Can Oregon Processors Keep Up with Oregon Hemp?

Oregon's next bumper crop may end up being industrial hemp, the nearly THC-free cousin of marijuana, grown for recreational and medical use (industrial hemp and marijuana are different varieties of the cannabis plant). With the 2019 planting season in full swing, Oregon farmers have registered to grow around 50,000 acres of hemp this year, a huge increase over last year’s 11,754 acres, which could amount to a crop worth at least $2 billion this fall. That is more than double Oregon’s highest value agricultural category in 2017 — greenhouse and nursery.

Hemp is grown in nearly all of Oregon’s 36 counties, with Jackson and Josephine counties in southwest Oregon topping the list.
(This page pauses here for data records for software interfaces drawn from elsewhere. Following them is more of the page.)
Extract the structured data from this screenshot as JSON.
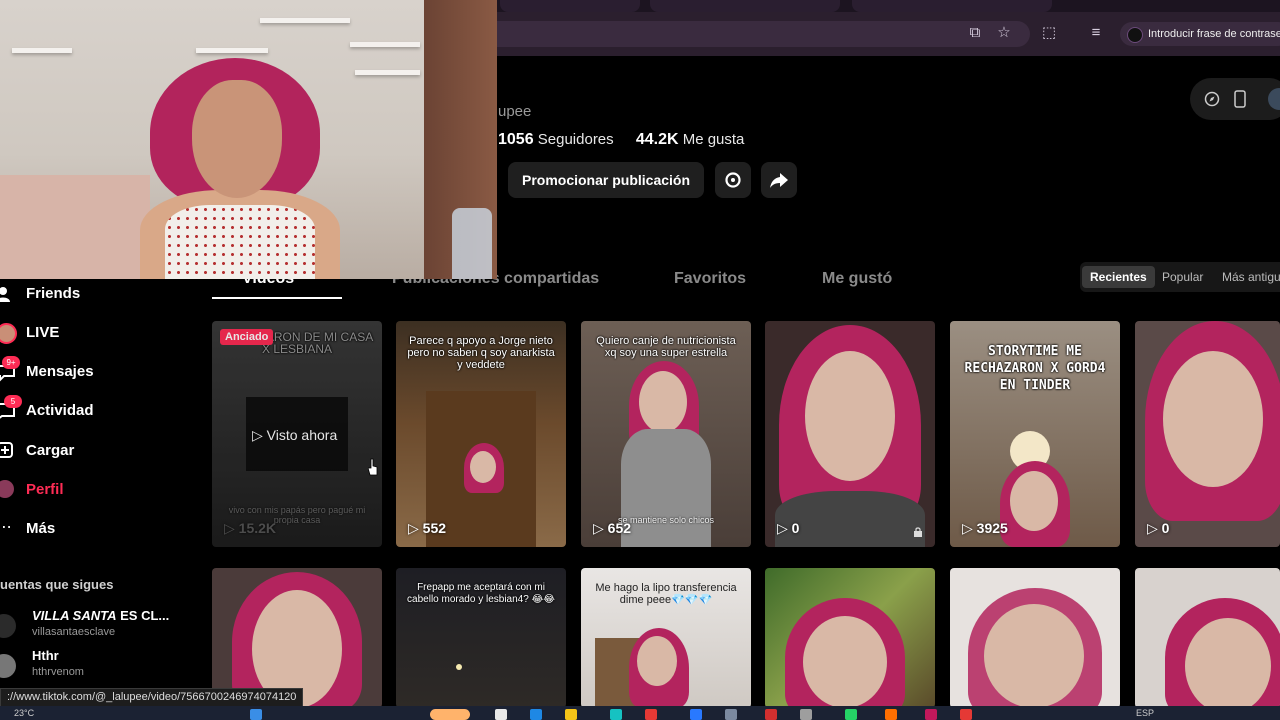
{
  "browser": {
    "toolbar_icons": [
      "install-icon",
      "star-icon",
      "extensions-icon",
      "media-icon"
    ],
    "password_chip": "Introducir frase de contrase"
  },
  "profile": {
    "handle": "upee",
    "followers_count": "1056",
    "followers_label": "Seguidores",
    "likes_count": "44.2K",
    "likes_label": "Me gusta",
    "promote_label": "Promocionar publicación"
  },
  "tabs": {
    "videos": "Videos",
    "shared": "Publicaciones compartidas",
    "favorites": "Favoritos",
    "liked": "Me gustó"
  },
  "sort": {
    "recent": "Recientes",
    "popular": "Popular",
    "oldest": "Más antigu"
  },
  "sidebar": {
    "items": [
      {
        "label": "Friends",
        "icon": "friends-icon",
        "badge": ""
      },
      {
        "label": "LIVE",
        "icon": "live-icon",
        "badge": ""
      },
      {
        "label": "Mensajes",
        "icon": "messages-icon",
        "badge": "9+"
      },
      {
        "label": "Actividad",
        "icon": "activity-icon",
        "badge": "5"
      },
      {
        "label": "Cargar",
        "icon": "upload-icon",
        "badge": ""
      },
      {
        "label": "Perfil",
        "icon": "profile-icon",
        "badge": ""
      },
      {
        "label": "Más",
        "icon": "more-icon",
        "badge": ""
      }
    ],
    "following_title": "uentas que sigues",
    "following": [
      {
        "name_a": "VILLA SANTA",
        "name_b": "ES CL...",
        "username": "villasantaesclave"
      },
      {
        "name": "Hthr",
        "username": "hthrvenom"
      }
    ]
  },
  "videos": {
    "row1": [
      {
        "caption": "ME BOTARON DE MI CASA X LESBIANA",
        "pinned_label": "Anciado",
        "watched_label": "Visto ahora",
        "sub": "vivo con mis papás pero pagué mi propia casa",
        "views": "15.2K"
      },
      {
        "caption": "Parece q apoyo a Jorge nieto pero no saben q soy anarkista y veddete",
        "views": "552"
      },
      {
        "caption": "Quiero canje de nutricionista xq soy una super estrella",
        "sub": "se mantiene solo chicos",
        "views": "652"
      },
      {
        "caption": "",
        "views": "0"
      },
      {
        "caption": "STORYTIME ME RECHAZARON X GORD4 EN TINDER",
        "views": "3925"
      },
      {
        "caption": "",
        "views": "0"
      }
    ],
    "row2": [
      {
        "caption": ""
      },
      {
        "caption": "Frepapp me aceptará con mi cabello morado y lesbian4? 😂😂"
      },
      {
        "caption": "Me hago la lipo transferencia dime peee💎💎💎"
      },
      {
        "caption": ""
      },
      {
        "caption": ""
      },
      {
        "caption": ""
      }
    ]
  },
  "status_url": "://www.tiktok.com/@_lalupee/video/7566700246974074120",
  "taskbar": {
    "temperature": "23°C",
    "language": "ESP"
  },
  "colors": {
    "accent": "#fe2c55",
    "hair": "#b3245e"
  }
}
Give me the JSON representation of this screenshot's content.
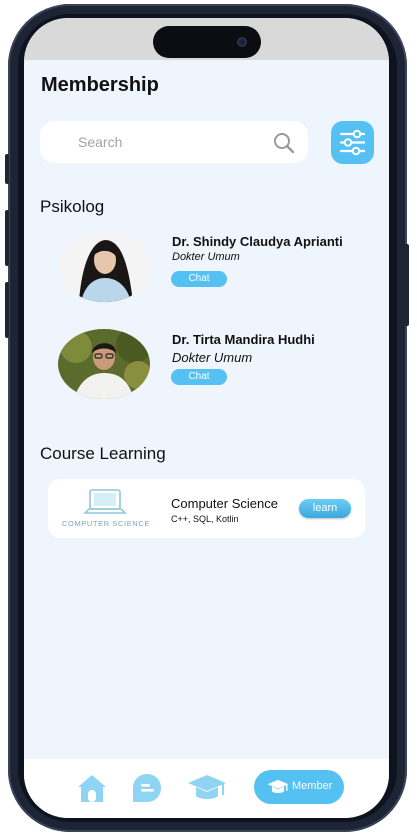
{
  "header": {
    "title": "Membership"
  },
  "search": {
    "placeholder": "Search"
  },
  "psikolog": {
    "title": "Psikolog",
    "doctors": [
      {
        "name": "Dr. Shindy Claudya Aprianti",
        "role": "Dokter Umum",
        "action": "Chat"
      },
      {
        "name": "Dr. Tirta Mandira Hudhi",
        "role": "Dokter Umum",
        "action": "Chat"
      }
    ]
  },
  "courses": {
    "title": "Course Learning",
    "items": [
      {
        "thumb_label": "COMPUTER SCIENCE",
        "title": "Computer Science",
        "subtitle": "C++, SQL, Kotlin",
        "action": "learn"
      }
    ]
  },
  "nav": {
    "items": [
      {
        "icon": "home-icon"
      },
      {
        "icon": "chat-icon"
      },
      {
        "icon": "graduation-cap-icon"
      },
      {
        "icon": "graduation-cap-icon",
        "label": "Member",
        "active": true
      }
    ]
  },
  "colors": {
    "accent": "#55c1f3",
    "background": "#eef5fd"
  }
}
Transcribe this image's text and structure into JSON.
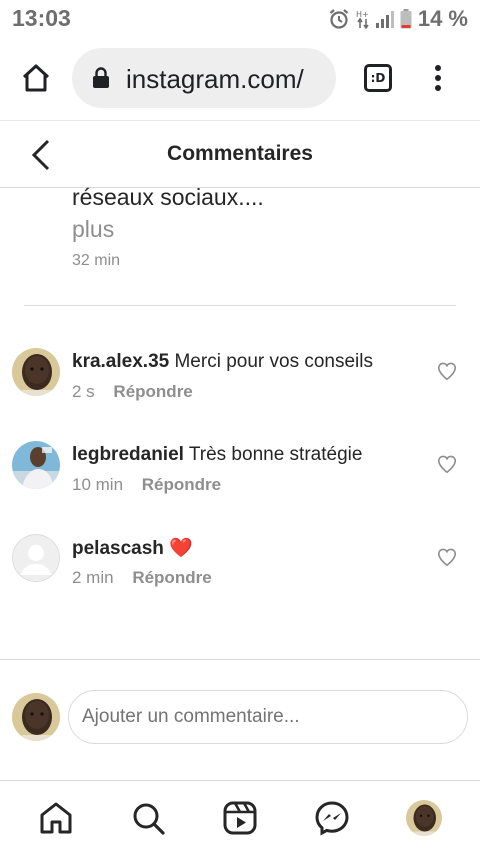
{
  "status_bar": {
    "time": "13:03",
    "battery_percent": "14 %",
    "icons": [
      "alarm-icon",
      "network-icon",
      "signal-icon",
      "battery-icon"
    ]
  },
  "browser": {
    "url": "instagram.com/",
    "tab_switcher_label": ":D",
    "icons": [
      "home-icon",
      "lock-icon",
      "tab-switcher-icon",
      "menu-dots-icon"
    ]
  },
  "header": {
    "title": "Commentaires",
    "back_icon": "chevron-left-icon"
  },
  "caption": {
    "text": "réseaux sociaux....",
    "more": "plus",
    "time": "32 min"
  },
  "comments": [
    {
      "username": "kra.alex.35",
      "text": "Merci pour vos conseils",
      "time": "2 s",
      "reply_label": "Répondre",
      "avatar": "child-avatar"
    },
    {
      "username": "legbredaniel",
      "text": "Très bonne stratégie",
      "time": "10 min",
      "reply_label": "Répondre",
      "avatar": "man-avatar"
    },
    {
      "username": "pelascash",
      "text": "❤️",
      "time": "2 min",
      "reply_label": "Répondre",
      "avatar": "default-avatar"
    }
  ],
  "add_comment": {
    "placeholder": "Ajouter un commentaire..."
  },
  "bottom_nav": {
    "items": [
      "home-icon",
      "search-icon",
      "reels-icon",
      "messenger-icon",
      "profile-avatar"
    ]
  },
  "colors": {
    "text": "#262626",
    "secondary_text": "#8e8e8e",
    "divider": "#dbdbdb",
    "heart_red": "#e0245e"
  }
}
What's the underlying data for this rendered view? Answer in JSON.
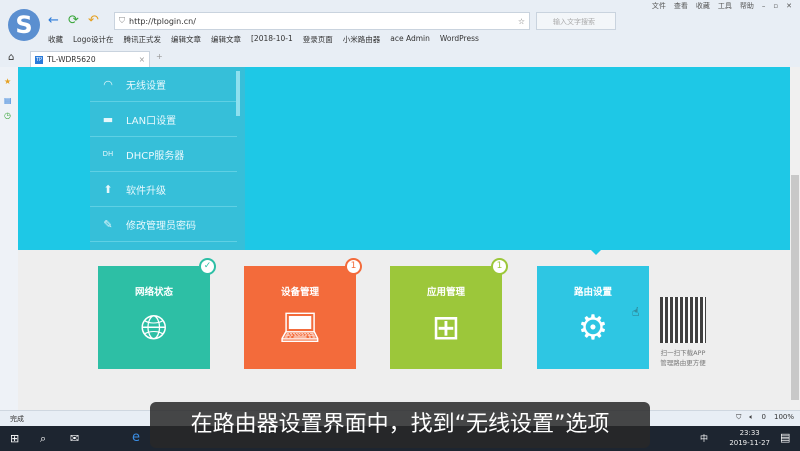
{
  "browser": {
    "menu": [
      "文件",
      "查看",
      "收藏",
      "工具",
      "帮助"
    ],
    "url": "http://tplogin.cn/",
    "search_placeholder": "输入文字搜索",
    "bookmarks": [
      "收藏",
      "Logo设计在",
      "腾讯正式发",
      "编辑文章",
      "编辑文章",
      "[2018-10-1",
      "登录页面",
      "小米路由器",
      "ace Admin",
      "WordPress"
    ],
    "tab_title": "TL-WDR5620",
    "tab_icon": "TP",
    "status": "完成",
    "zoom": "100%",
    "badge_count": "0"
  },
  "router": {
    "menu": [
      {
        "icon": "wifi-icon",
        "label": "无线设置"
      },
      {
        "icon": "lan-icon",
        "label": "LAN口设置"
      },
      {
        "icon": "dhcp-icon",
        "label": "DHCP服务器"
      },
      {
        "icon": "upgrade-icon",
        "label": "软件升级"
      },
      {
        "icon": "pencil-icon",
        "label": "修改管理员密码"
      }
    ],
    "tiles": [
      {
        "label": "网络状态",
        "color": "#2dbfa5",
        "badge": "✓"
      },
      {
        "label": "设备管理",
        "color": "#f36b3b",
        "badge": "1"
      },
      {
        "label": "应用管理",
        "color": "#9cc73a",
        "badge": "1"
      },
      {
        "label": "路由设置",
        "color": "#2ec6e3",
        "badge": ""
      }
    ],
    "qr_text": [
      "扫一扫下载APP",
      "管理路由更方便"
    ]
  },
  "taskbar": {
    "time": "23:33",
    "date": "2019-11-27",
    "ime": "中"
  },
  "subtitle": "在路由器设置界面中，找到“无线设置”选项"
}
The primary product resulting from all of this hemp is an extract called cannabidiol or “CBD.” CBD seems to be the current wonder drug of our times —  it’s hard to find an ailment that CBD is not lauded to cure and some figures indicate that it is used in more than 30,000 products. The fibers from hemp can also be used, primarily for clothing and as a construction material.

However, getting CBD out of hemp requires higher capacities from processors and it is unclear as to whether Oregon hemp processors can keep up with the demand of this ever-expanding crop. The lack of sufficient processors may ultimately cause a pinch point.

Oregon processors are expanding, but not just in-state. For example, Socati Corp., an Oregon processor that specializes in manufacturing THC-fee hemp extracts, recently purchased the Montana company, Blue Marble Biomaterials, a large-scale manufacturer of specialty compounds for consumer goods with a 22,000-square foot manufacturing facility near the Missoula airport. Socati expects to expand the Blue Marble facility’s capacity to a production capability of 10 tons of hemp per day. Because industrial hemp is not restricted from interstate transport like marijuana, Oregon is viewed as being well-positioned for both hemp production as well as hemp extract manufacturing.

The jury’s still out on whether Oregon processors will be able to manage the volumes produced in-state, but market analysts will have to wait a few months longer to find out. The harvests won’t start until October.